Updated at 7:11 p.m. ET
The No. 3 official at the Justice Department will be stepping down after less than a year, leaving a key vacancy in the succession of people who are tasked with overseeing the investigation into Russian interference in the 2016 election.
The Justice Department announced Friday evening that Associate Attorney General Rachel Brand will be leaving her job in the coming weeks to take a position in the private sector. A source told NPR that Brand, who was sworn in last May, has been in talks about becoming the top lawyer at Walmart.
Other sources said Brand has chafed for months at the limits of her post at DOJ. President Trump has repeatedly attacked the law enforcement agency and sought to cast doubt on special counsel Robert Mueller's investigation into possible ties between Russia and the Trump campaign.
Her role at the Justice Department was doubly important because Attorney General Jeff Sessions has recused himself from the Russia investigation, given his role with the Trump campaign.

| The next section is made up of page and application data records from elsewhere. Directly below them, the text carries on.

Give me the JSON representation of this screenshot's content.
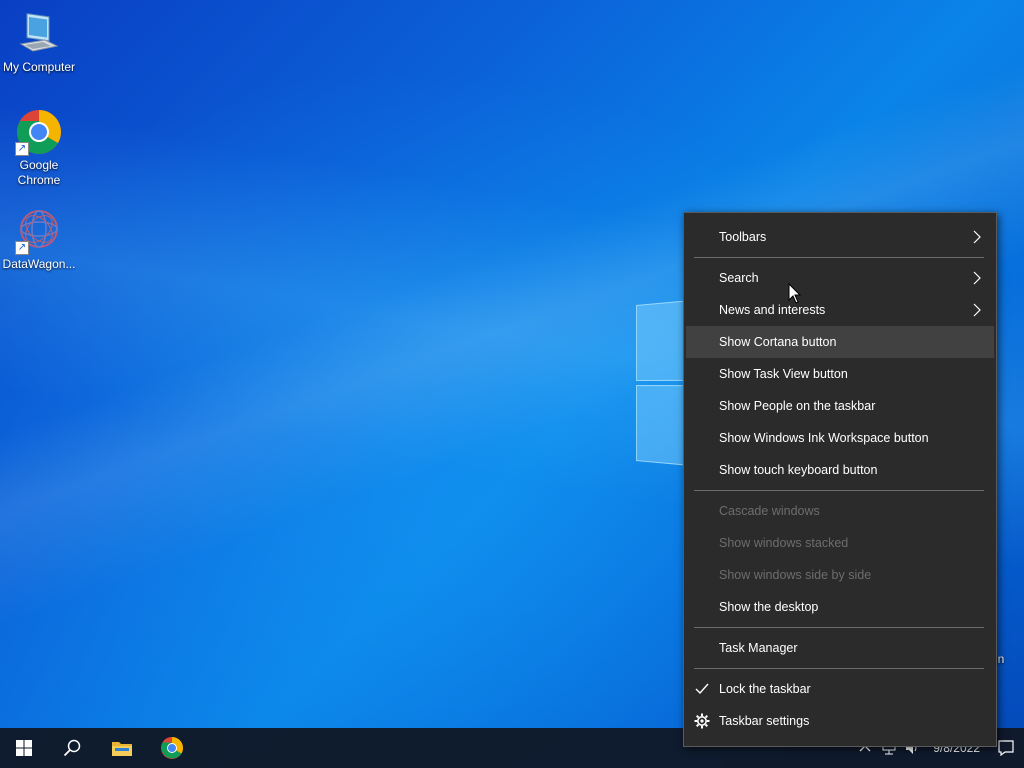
{
  "desktop": {
    "icons": [
      {
        "label": "My Computer",
        "icon": "computer-icon"
      },
      {
        "label": "Google Chrome",
        "icon": "chrome-icon"
      },
      {
        "label": "DataWagon...",
        "icon": "datawagon-icon"
      }
    ],
    "partial_text": "in"
  },
  "context_menu": {
    "items": [
      {
        "label": "Toolbars",
        "submenu": true
      },
      {
        "label": "Search",
        "submenu": true
      },
      {
        "label": "News and interests",
        "submenu": true
      },
      {
        "label": "Show Cortana button",
        "highlighted": true
      },
      {
        "label": "Show Task View button"
      },
      {
        "label": "Show People on the taskbar"
      },
      {
        "label": "Show Windows Ink Workspace button"
      },
      {
        "label": "Show touch keyboard button"
      },
      {
        "label": "Cascade windows",
        "disabled": true
      },
      {
        "label": "Show windows stacked",
        "disabled": true
      },
      {
        "label": "Show windows side by side",
        "disabled": true
      },
      {
        "label": "Show the desktop"
      },
      {
        "label": "Task Manager"
      },
      {
        "label": "Lock the taskbar",
        "checked": true
      },
      {
        "label": "Taskbar settings",
        "icon": "gear-icon"
      }
    ]
  },
  "taskbar": {
    "buttons": [
      "start-icon",
      "search-icon",
      "file-explorer-icon",
      "chrome-icon"
    ],
    "tray": {
      "date": "9/8/2022",
      "icons": [
        "chevron-up-icon",
        "network-icon",
        "volume-icon",
        "notification-icon"
      ]
    }
  },
  "colors": {
    "menu_bg": "#2b2b2b",
    "menu_highlight": "#414141",
    "taskbar_bg": "#101826",
    "disabled_text": "#6d6d6d"
  }
}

That left Deputy Attorney General Rod Rosenstein overseeing Mueller's investigation, and Trump and GOP allies have attacked Rosenstein at times.
Scrutiny of Rosenstein from conservatives allied with Trump escalated last week after a Republican memo authored by House intelligence committee Chairman Devin Nunes, R-Calif., detailed how Justice Department and FBI officials including Rosenstein authorized surveillance on Trump campaign foreign policy adviser Carter Page, who had contact with Russians.
Asked last Friday after the memo's release whether he still had confidence in Rosenstein, Trump responded, "You figure that one out," raising the specter he might fire the deputy attorney general. However, the White House quickly denied any plans to remove Rosenstein. But if he was let go, that would have left Brand next in line to oversee Mueller's investigation, among Rosenstein's other responsibilities.
"The men and women of the Department of Justice impress me every day," Brand said in a statement. "I am proud of what we have been able to accomplish over my time here. I want to thank Attorney General Sessions for his leadership over this Department. I've seen firsthand his commitment to the rule of law and to keeping the American people safe."
Sessions also praised her work, calling her a "lawyer's lawyer."
"I know the entire Department of Justice will miss her, but we join together in congratulating her on this new opportunity in the private sector. She will always remain a part of the Department of Justice family," Sessions said in a statement.
Brand is an expert in national security and helped defend the administration's efforts to renew a foreign surveillance law. But she had a relatively small staff and a portfolio of issues that focused mostly on civil litigation, civil rights and other issues. In recent months, Brand delivered speeches in the administration's fight against human trafficking.
Her office oversees the Antitrust Division, the Civil Division, the Environment and Natural Resources Division, the Tax Division, the Office of Justice Programs, the Community Oriented Policing Services, the Community Relations Service, the Office of Dispute Resolution, the Office of Violence Against Women, the Office of Information and Privacy, the Executive Office for United States Trustees and the Foreign Claims Settlement Commission.
Brand was also a top Justice Department official in the George W. Bush administration, helping pick nominees for federal judgeships. And she previously clerked for Supreme Court Justice Anthony Kennedy.
"Rachel Brand is a lawyer of the highest caliber and integrity. I was proud to work for her in the Bush administration when she ran the Justice Department's Office of Legal Policy and was proud to call her a colleague at [George Mason University's] Scalia Law School," national security expert and adjunct law professor Jamil Jaffer told NPR. "I'm certain that she'll do great things going forward and will be in public service again in the near future."
The news of Brand's departure was first reported by the New York Times.